### [WHAT YOU SHOULD DO]
Across the whole listing, copy out every line that includes the string "name".

BEGIN GIVEN ENTRIES

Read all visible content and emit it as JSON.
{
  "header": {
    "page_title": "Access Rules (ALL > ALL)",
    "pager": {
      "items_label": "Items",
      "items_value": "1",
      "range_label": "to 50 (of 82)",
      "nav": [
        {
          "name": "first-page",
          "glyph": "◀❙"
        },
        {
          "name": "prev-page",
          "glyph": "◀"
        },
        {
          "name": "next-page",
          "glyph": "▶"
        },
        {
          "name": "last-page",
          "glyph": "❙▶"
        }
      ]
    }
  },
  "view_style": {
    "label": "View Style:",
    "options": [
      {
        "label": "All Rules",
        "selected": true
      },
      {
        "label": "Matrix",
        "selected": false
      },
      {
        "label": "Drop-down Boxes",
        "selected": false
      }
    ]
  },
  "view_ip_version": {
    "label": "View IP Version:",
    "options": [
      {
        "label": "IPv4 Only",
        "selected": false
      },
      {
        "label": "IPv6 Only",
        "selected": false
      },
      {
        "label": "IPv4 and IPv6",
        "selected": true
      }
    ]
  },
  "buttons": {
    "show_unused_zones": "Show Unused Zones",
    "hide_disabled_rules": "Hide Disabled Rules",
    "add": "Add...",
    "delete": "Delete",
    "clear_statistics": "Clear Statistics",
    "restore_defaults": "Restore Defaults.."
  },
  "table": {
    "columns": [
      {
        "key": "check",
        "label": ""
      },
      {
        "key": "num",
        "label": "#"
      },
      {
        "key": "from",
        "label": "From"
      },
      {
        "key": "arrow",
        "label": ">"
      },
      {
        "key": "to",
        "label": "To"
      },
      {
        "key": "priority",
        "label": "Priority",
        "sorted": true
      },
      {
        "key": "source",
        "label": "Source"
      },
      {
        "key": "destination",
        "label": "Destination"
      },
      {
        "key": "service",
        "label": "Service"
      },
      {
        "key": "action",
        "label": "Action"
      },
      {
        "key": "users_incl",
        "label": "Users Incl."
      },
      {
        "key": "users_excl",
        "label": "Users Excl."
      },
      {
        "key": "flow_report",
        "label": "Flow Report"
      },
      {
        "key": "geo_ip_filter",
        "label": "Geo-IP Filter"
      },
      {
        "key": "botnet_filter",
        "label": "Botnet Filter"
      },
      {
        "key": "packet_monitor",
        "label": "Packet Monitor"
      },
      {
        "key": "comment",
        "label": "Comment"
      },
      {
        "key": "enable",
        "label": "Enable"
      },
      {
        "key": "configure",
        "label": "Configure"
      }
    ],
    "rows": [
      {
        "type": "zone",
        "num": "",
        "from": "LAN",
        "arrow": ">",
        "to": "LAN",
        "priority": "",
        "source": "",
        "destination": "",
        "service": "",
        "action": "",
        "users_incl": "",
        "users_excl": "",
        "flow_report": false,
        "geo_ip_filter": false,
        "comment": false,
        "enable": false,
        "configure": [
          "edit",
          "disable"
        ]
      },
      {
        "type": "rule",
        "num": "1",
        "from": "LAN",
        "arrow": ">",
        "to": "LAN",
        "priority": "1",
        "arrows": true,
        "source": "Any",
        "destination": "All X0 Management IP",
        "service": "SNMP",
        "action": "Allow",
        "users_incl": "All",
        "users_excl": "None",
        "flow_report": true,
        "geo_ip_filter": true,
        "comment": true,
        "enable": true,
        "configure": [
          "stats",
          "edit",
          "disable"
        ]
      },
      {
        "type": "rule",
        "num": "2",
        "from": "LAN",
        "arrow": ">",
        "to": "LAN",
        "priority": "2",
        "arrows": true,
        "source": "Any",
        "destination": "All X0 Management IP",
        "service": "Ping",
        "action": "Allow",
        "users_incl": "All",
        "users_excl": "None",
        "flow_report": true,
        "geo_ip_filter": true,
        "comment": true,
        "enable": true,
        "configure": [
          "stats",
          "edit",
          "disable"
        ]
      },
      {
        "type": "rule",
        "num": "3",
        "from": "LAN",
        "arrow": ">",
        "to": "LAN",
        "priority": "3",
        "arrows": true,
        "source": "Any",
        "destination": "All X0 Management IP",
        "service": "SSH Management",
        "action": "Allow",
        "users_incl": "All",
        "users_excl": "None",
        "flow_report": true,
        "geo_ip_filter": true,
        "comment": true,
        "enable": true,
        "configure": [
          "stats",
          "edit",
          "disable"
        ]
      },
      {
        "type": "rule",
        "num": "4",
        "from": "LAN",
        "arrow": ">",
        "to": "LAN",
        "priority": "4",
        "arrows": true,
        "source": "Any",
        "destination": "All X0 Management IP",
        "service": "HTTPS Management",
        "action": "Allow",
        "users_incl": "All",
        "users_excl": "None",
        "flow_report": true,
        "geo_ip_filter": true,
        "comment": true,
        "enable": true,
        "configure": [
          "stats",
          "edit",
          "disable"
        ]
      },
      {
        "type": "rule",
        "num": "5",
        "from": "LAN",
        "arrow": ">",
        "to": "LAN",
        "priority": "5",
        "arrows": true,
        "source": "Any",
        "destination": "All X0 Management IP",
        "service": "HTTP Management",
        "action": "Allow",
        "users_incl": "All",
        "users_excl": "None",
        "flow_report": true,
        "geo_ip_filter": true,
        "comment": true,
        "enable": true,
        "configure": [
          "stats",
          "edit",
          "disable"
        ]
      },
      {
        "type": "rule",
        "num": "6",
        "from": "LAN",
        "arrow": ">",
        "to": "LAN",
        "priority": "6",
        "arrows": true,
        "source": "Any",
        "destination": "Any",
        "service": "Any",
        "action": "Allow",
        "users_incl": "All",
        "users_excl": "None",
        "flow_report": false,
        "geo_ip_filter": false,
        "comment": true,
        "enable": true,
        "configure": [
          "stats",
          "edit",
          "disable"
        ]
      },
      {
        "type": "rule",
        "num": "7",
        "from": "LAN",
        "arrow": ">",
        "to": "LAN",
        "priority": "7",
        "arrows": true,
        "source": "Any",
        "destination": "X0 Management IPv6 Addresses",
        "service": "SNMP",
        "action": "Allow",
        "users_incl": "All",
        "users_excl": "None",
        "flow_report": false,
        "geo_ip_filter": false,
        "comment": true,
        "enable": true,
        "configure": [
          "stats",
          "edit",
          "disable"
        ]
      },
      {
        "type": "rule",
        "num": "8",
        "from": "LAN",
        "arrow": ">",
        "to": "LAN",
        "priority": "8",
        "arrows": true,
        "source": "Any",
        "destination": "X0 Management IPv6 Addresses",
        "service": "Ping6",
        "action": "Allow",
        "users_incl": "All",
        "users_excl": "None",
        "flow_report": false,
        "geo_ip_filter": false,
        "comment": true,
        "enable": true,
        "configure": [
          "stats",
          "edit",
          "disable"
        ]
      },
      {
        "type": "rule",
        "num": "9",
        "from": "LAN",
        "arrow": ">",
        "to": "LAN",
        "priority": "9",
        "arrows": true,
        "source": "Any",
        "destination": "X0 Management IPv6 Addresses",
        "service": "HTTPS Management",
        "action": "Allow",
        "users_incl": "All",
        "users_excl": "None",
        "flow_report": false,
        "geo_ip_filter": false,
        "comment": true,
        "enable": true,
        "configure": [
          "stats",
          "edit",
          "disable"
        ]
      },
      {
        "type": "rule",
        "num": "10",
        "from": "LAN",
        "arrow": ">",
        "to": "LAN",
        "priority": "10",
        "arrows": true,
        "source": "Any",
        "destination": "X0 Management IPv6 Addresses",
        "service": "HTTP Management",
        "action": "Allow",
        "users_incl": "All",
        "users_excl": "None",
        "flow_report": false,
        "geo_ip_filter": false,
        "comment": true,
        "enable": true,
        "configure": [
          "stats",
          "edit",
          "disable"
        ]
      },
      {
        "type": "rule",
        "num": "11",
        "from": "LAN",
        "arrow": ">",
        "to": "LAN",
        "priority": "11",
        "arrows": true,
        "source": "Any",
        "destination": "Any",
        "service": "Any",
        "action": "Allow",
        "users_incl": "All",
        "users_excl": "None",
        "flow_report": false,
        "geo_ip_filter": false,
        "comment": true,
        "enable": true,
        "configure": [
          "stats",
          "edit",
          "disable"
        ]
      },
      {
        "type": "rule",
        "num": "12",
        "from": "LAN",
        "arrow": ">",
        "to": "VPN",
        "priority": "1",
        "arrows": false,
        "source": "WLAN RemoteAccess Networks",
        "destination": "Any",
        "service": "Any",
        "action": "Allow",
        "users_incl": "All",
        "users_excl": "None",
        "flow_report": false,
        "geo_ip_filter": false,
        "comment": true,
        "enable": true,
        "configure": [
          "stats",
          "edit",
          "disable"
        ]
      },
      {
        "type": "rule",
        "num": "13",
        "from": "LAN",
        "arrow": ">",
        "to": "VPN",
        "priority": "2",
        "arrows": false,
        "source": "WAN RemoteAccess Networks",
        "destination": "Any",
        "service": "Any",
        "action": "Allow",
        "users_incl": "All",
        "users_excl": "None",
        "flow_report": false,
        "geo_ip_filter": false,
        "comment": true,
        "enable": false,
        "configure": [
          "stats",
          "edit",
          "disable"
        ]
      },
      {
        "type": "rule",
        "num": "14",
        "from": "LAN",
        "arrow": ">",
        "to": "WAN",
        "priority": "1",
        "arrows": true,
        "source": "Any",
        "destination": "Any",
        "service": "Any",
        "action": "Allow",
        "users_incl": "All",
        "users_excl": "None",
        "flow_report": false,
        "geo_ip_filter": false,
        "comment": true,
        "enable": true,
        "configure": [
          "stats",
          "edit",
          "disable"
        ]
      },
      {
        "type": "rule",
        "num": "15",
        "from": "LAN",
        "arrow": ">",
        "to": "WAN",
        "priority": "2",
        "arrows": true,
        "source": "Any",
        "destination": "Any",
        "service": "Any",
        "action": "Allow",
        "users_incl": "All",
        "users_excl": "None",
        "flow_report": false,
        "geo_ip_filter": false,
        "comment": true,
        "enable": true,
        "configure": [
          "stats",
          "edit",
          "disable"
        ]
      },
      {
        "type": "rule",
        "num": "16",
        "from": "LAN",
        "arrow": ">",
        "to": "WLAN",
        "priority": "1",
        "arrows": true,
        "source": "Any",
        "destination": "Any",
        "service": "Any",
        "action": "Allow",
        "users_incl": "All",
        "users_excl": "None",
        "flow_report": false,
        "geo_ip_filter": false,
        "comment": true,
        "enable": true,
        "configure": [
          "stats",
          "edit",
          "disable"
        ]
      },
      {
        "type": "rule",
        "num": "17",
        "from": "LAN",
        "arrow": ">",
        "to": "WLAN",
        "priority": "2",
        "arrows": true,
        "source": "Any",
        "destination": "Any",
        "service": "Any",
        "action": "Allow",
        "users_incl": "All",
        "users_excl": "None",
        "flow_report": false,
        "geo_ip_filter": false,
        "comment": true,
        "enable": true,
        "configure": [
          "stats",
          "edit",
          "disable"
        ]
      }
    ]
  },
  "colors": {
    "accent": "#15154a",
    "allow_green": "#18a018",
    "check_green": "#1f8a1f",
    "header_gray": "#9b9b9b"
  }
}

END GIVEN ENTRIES

### [ANSWER TO THIS TASK]
          "name": "first-page",
          "name": "prev-page",
          "name": "next-page",
          "name": "last-page",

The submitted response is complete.